[Saved data entries]
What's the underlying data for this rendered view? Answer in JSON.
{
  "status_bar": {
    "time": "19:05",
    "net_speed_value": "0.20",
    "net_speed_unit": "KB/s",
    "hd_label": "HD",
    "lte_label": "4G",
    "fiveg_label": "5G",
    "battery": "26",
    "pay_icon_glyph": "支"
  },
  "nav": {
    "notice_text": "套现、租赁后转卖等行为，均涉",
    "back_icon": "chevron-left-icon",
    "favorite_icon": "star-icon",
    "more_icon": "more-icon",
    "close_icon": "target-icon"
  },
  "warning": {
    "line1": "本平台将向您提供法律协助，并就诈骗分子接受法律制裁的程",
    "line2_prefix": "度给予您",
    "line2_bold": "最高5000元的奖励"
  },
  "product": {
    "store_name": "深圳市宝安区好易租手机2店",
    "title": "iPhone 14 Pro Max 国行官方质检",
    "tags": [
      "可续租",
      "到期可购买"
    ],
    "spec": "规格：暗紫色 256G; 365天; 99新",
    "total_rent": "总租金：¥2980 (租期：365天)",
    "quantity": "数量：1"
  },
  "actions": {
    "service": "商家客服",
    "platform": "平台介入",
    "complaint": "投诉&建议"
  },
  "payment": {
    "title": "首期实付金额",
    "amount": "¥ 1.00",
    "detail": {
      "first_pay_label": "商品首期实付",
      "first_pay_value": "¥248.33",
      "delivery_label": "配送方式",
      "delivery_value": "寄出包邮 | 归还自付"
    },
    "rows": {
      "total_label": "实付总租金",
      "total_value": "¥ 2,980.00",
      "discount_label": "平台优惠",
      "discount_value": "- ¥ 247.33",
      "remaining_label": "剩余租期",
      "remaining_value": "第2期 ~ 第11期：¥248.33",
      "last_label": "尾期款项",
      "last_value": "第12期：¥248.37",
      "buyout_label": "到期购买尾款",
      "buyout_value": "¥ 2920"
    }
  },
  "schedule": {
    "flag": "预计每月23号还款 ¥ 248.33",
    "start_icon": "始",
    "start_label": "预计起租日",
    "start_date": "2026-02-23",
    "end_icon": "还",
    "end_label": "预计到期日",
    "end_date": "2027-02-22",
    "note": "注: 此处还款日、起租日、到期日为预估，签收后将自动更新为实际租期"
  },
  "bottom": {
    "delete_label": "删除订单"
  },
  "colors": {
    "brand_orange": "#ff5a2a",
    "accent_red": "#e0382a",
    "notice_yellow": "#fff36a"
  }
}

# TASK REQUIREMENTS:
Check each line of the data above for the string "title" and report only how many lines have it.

# THE ANSWER:
2